By Robbie Meredith
BBC News NI Education Correspondent

Teachers on strike outside St Patrick's Primary School in north Belfast
Image caption,
Teachers on strike outside St Patrick's Primary School in north Belfast

Teachers at a north Belfast primary school are on strike over "the culture" in which they are expected to work.

Members of the NASUWT union at St Patrick's PS, in Pim Street, have begun the first of six separate days of industrial action.

The principal told BBC News NI the majority of teaching staff remained at work in the school on Tuesday.

The chairman of the board of governors called on the union to suspend the strike and re-enter talks.

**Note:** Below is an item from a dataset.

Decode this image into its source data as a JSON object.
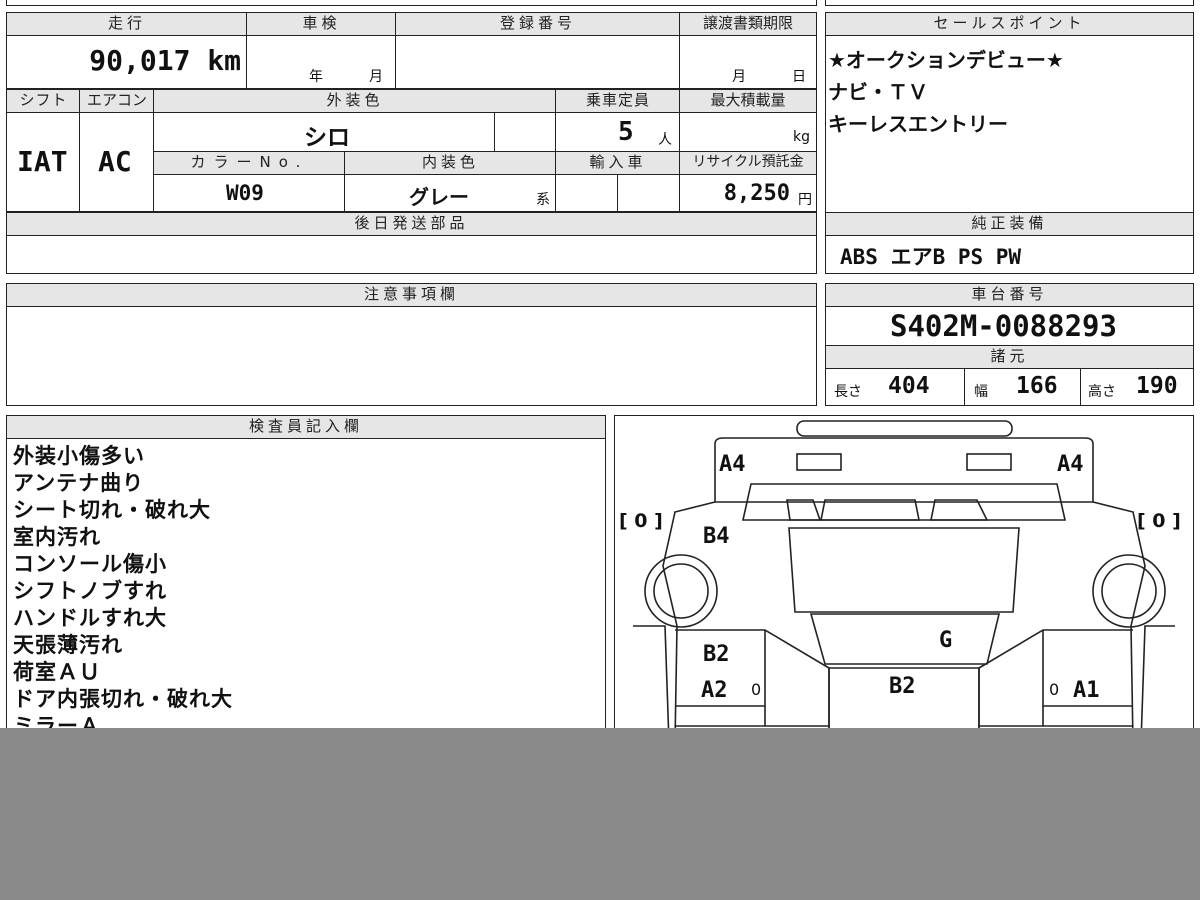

As many as nine teachers - a third of the teaching staff - were expected to join the strike action.

Principal Margaret Neeson said: "We remain focused on ensuring the education and wellbeing of our pupils."

'Proportionate or warranted'

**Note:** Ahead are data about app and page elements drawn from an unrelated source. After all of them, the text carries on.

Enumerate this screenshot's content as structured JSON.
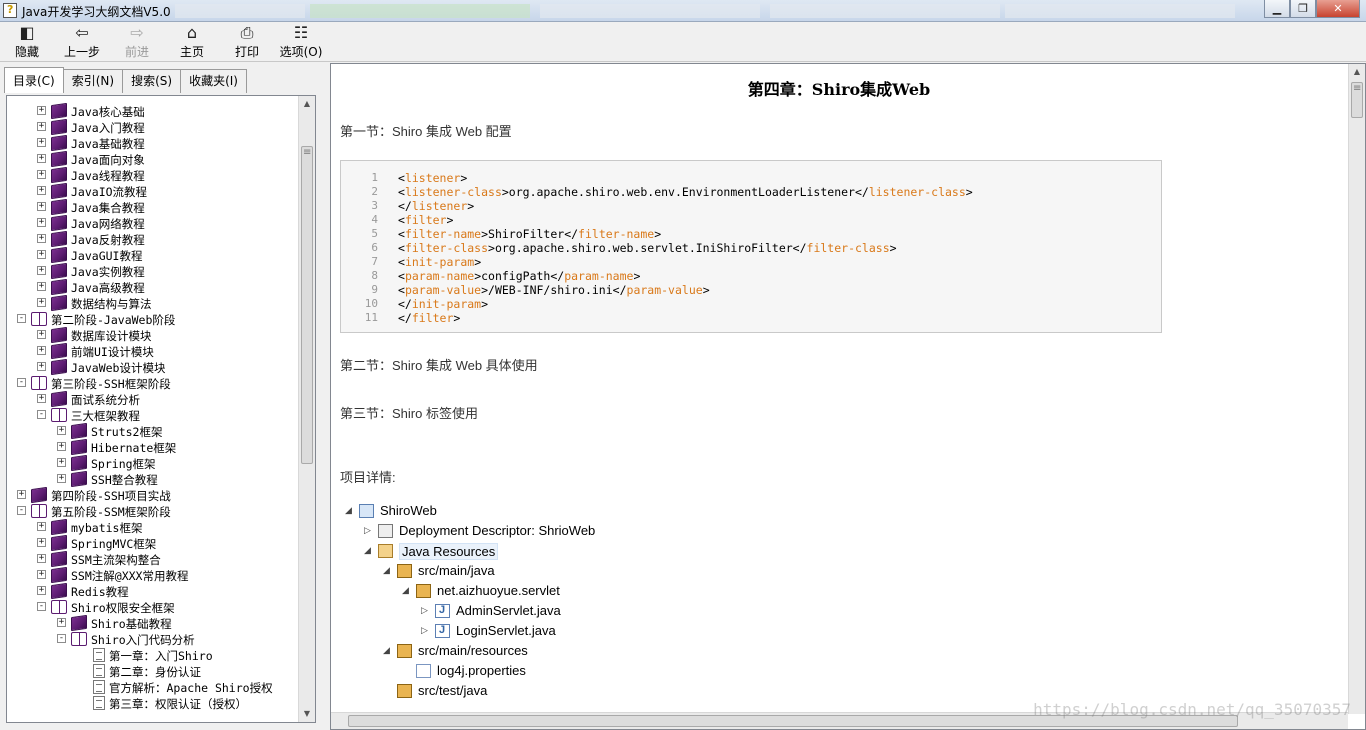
{
  "window": {
    "title": "Java开发学习大纲文档V5.0"
  },
  "toolbar": {
    "hide": "隐藏",
    "back": "上一步",
    "forward": "前进",
    "home": "主页",
    "print": "打印",
    "options": "选项(O)"
  },
  "tabs": [
    {
      "label": "目录(C)"
    },
    {
      "label": "索引(N)"
    },
    {
      "label": "搜索(S)"
    },
    {
      "label": "收藏夹(I)"
    }
  ],
  "tree": [
    {
      "label": "Java核心基础",
      "level": 1,
      "expander": "+",
      "icon": "closed"
    },
    {
      "label": "Java入门教程",
      "level": 1,
      "expander": "+",
      "icon": "closed"
    },
    {
      "label": "Java基础教程",
      "level": 1,
      "expander": "+",
      "icon": "closed"
    },
    {
      "label": "Java面向对象",
      "level": 1,
      "expander": "+",
      "icon": "closed"
    },
    {
      "label": "Java线程教程",
      "level": 1,
      "expander": "+",
      "icon": "closed"
    },
    {
      "label": "JavaIO流教程",
      "level": 1,
      "expander": "+",
      "icon": "closed"
    },
    {
      "label": "Java集合教程",
      "level": 1,
      "expander": "+",
      "icon": "closed"
    },
    {
      "label": "Java网络教程",
      "level": 1,
      "expander": "+",
      "icon": "closed"
    },
    {
      "label": "Java反射教程",
      "level": 1,
      "expander": "+",
      "icon": "closed"
    },
    {
      "label": "JavaGUI教程",
      "level": 1,
      "expander": "+",
      "icon": "closed"
    },
    {
      "label": "Java实例教程",
      "level": 1,
      "expander": "+",
      "icon": "closed"
    },
    {
      "label": "Java高级教程",
      "level": 1,
      "expander": "+",
      "icon": "closed"
    },
    {
      "label": "数据结构与算法",
      "level": 1,
      "expander": "+",
      "icon": "closed"
    },
    {
      "label": "第二阶段-JavaWeb阶段",
      "level": 0,
      "expander": "−",
      "icon": "open"
    },
    {
      "label": "数据库设计模块",
      "level": 1,
      "expander": "+",
      "icon": "closed"
    },
    {
      "label": "前端UI设计模块",
      "level": 1,
      "expander": "+",
      "icon": "closed"
    },
    {
      "label": "JavaWeb设计模块",
      "level": 1,
      "expander": "+",
      "icon": "closed"
    },
    {
      "label": "第三阶段-SSH框架阶段",
      "level": 0,
      "expander": "−",
      "icon": "open"
    },
    {
      "label": "面试系统分析",
      "level": 1,
      "expander": "+",
      "icon": "closed"
    },
    {
      "label": "三大框架教程",
      "level": 1,
      "expander": "−",
      "icon": "open"
    },
    {
      "label": "Struts2框架",
      "level": 2,
      "expander": "+",
      "icon": "closed"
    },
    {
      "label": "Hibernate框架",
      "level": 2,
      "expander": "+",
      "icon": "closed"
    },
    {
      "label": "Spring框架",
      "level": 2,
      "expander": "+",
      "icon": "closed"
    },
    {
      "label": "SSH整合教程",
      "level": 2,
      "expander": "+",
      "icon": "closed"
    },
    {
      "label": "第四阶段-SSH项目实战",
      "level": 0,
      "expander": "+",
      "icon": "closed"
    },
    {
      "label": "第五阶段-SSM框架阶段",
      "level": 0,
      "expander": "−",
      "icon": "open"
    },
    {
      "label": "mybatis框架",
      "level": 1,
      "expander": "+",
      "icon": "closed"
    },
    {
      "label": "SpringMVC框架",
      "level": 1,
      "expander": "+",
      "icon": "closed"
    },
    {
      "label": "SSM主流架构整合",
      "level": 1,
      "expander": "+",
      "icon": "closed"
    },
    {
      "label": "SSM注解@XXX常用教程",
      "level": 1,
      "expander": "+",
      "icon": "closed"
    },
    {
      "label": "Redis教程",
      "level": 1,
      "expander": "+",
      "icon": "closed"
    },
    {
      "label": "Shiro权限安全框架",
      "level": 1,
      "expander": "−",
      "icon": "open"
    },
    {
      "label": "Shiro基础教程",
      "level": 2,
      "expander": "+",
      "icon": "closed"
    },
    {
      "label": "Shiro入门代码分析",
      "level": 2,
      "expander": "−",
      "icon": "open"
    },
    {
      "label": "第一章：入门Shiro",
      "level": 3,
      "expander": "",
      "icon": "page"
    },
    {
      "label": "第二章：身份认证",
      "level": 3,
      "expander": "",
      "icon": "page"
    },
    {
      "label": "官方解析：Apache Shiro授权",
      "level": 3,
      "expander": "",
      "icon": "page"
    },
    {
      "label": "第三章：权限认证（授权）",
      "level": 3,
      "expander": "",
      "icon": "page"
    }
  ],
  "doc": {
    "title": "第四章：Shiro集成Web",
    "section1": "第一节：Shiro 集成 Web 配置",
    "section2": "第二节：Shiro 集成 Web 具体使用",
    "section3": "第三节：Shiro 标签使用",
    "project_label": "项目详情:",
    "code_lines": [
      {
        "n": "1",
        "parts": [
          [
            "p",
            "<"
          ],
          [
            "t",
            "listener"
          ],
          [
            "p",
            ">"
          ]
        ]
      },
      {
        "n": "2",
        "parts": [
          [
            "p",
            "<"
          ],
          [
            "t",
            "listener-class"
          ],
          [
            "p",
            ">org.apache.shiro.web.env.EnvironmentLoaderListener</"
          ],
          [
            "t",
            "listener-class"
          ],
          [
            "p",
            ">"
          ]
        ]
      },
      {
        "n": "3",
        "parts": [
          [
            "p",
            "</"
          ],
          [
            "t",
            "listener"
          ],
          [
            "p",
            ">"
          ]
        ]
      },
      {
        "n": "4",
        "parts": [
          [
            "p",
            "<"
          ],
          [
            "t",
            "filter"
          ],
          [
            "p",
            ">"
          ]
        ]
      },
      {
        "n": "5",
        "parts": [
          [
            "p",
            "<"
          ],
          [
            "t",
            "filter-name"
          ],
          [
            "p",
            ">ShiroFilter</"
          ],
          [
            "t",
            "filter-name"
          ],
          [
            "p",
            ">"
          ]
        ]
      },
      {
        "n": "6",
        "parts": [
          [
            "p",
            "<"
          ],
          [
            "t",
            "filter-class"
          ],
          [
            "p",
            ">org.apache.shiro.web.servlet.IniShiroFilter</"
          ],
          [
            "t",
            "filter-class"
          ],
          [
            "p",
            ">"
          ]
        ]
      },
      {
        "n": "7",
        "parts": [
          [
            "p",
            "<"
          ],
          [
            "t",
            "init-param"
          ],
          [
            "p",
            ">"
          ]
        ]
      },
      {
        "n": "8",
        "parts": [
          [
            "p",
            "<"
          ],
          [
            "t",
            "param-name"
          ],
          [
            "p",
            ">configPath</"
          ],
          [
            "t",
            "param-name"
          ],
          [
            "p",
            ">"
          ]
        ]
      },
      {
        "n": "9",
        "parts": [
          [
            "p",
            "<"
          ],
          [
            "t",
            "param-value"
          ],
          [
            "p",
            ">/WEB-INF/shiro.ini</"
          ],
          [
            "t",
            "param-value"
          ],
          [
            "p",
            ">"
          ]
        ]
      },
      {
        "n": "10",
        "parts": [
          [
            "p",
            "</"
          ],
          [
            "t",
            "init-param"
          ],
          [
            "p",
            ">"
          ]
        ]
      },
      {
        "n": "11",
        "parts": [
          [
            "p",
            "</"
          ],
          [
            "t",
            "filter"
          ],
          [
            "p",
            ">"
          ]
        ]
      }
    ],
    "project_tree": [
      {
        "label": "ShiroWeb",
        "indent": 0,
        "tri": "◢",
        "icon": "proj"
      },
      {
        "label": "Deployment Descriptor: ShrioWeb",
        "indent": 1,
        "tri": "▷",
        "icon": "dd"
      },
      {
        "label": "Java Resources",
        "indent": 1,
        "tri": "◢",
        "icon": "jr",
        "selected": true
      },
      {
        "label": "src/main/java",
        "indent": 2,
        "tri": "◢",
        "icon": "pkg"
      },
      {
        "label": "net.aizhuoyue.servlet",
        "indent": 3,
        "tri": "◢",
        "icon": "pkg"
      },
      {
        "label": "AdminServlet.java",
        "indent": 4,
        "tri": "▷",
        "icon": "java"
      },
      {
        "label": "LoginServlet.java",
        "indent": 4,
        "tri": "▷",
        "icon": "java"
      },
      {
        "label": "src/main/resources",
        "indent": 2,
        "tri": "◢",
        "icon": "pkg"
      },
      {
        "label": "log4j.properties",
        "indent": 3,
        "tri": "",
        "icon": "file"
      },
      {
        "label": "src/test/java",
        "indent": 2,
        "tri": "",
        "icon": "pkg"
      }
    ]
  },
  "watermark": "https://blog.csdn.net/qq_35070357"
}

In a letter to parents, chairman of the school's board of governors Tony Fahy said he was "deeply disappointed".

The Council for Catholic Maintained Schools (CCMS), the management body for the school, said the strike would affect pupils.

"CCMS fully appreciates the right of teachers to take industrial action," a spokesperson said.

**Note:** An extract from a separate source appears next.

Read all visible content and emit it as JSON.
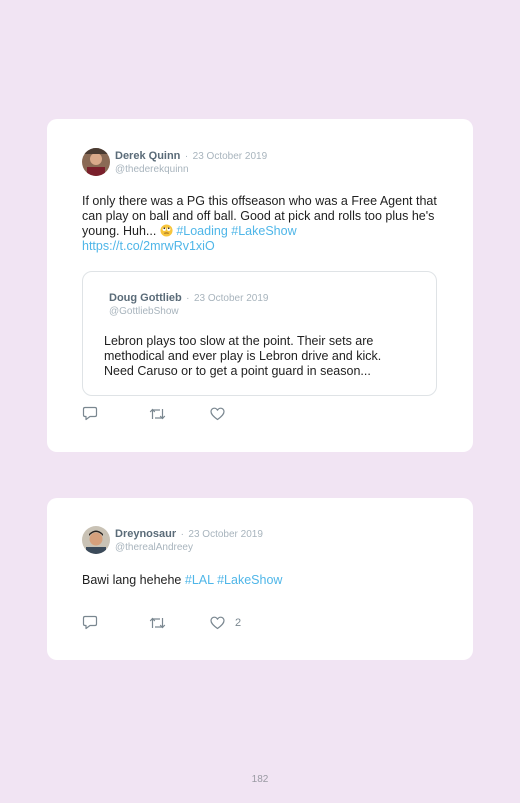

"However, we do not believe that in this instance such action is either proportionate or warranted."

Image caption,
NASUWT general secretary, Chris Keates, said teachers had been left with no choice

But NASUWT general secretary Chris Keates said the teachers had been left with "no choice".

"They feel they cannot continue to accept a working environment where the management practices are undermining their well being and ability to do their best for their pupils," she said.

"The NASUWT has attempted at every stage to work with the employer to resolve the issues, however members have been left with no option other than to take strike action."

Image source, Google Maps
Image caption,
The school is based at Pim Street in north Belfast

Her claims were echoed by the NASUWT national executive member for Northern Ireland, Susan Parlour.

"Teachers, like all workers, have a right to be treated with dignity and fairness at work, but currently members at St Patrick's do not feel respected and valued, and their health and welfare appear to count for little," she said.

There are about 25 teachers in the school, and in his letter to parents Mr Fahy said that it would remain open.

"It is our firm belief that genuine issues of concern, including those held by the management of the school, can and should be dealt with through open and honest dialogue," he said.

"In the first instance through use of the agreed procedures that are already in place for school leaders and teachers but which have not yet been used."

Further strike action by NASUWT members at the school is planned for 20, 22, 27, 28 and 29 November.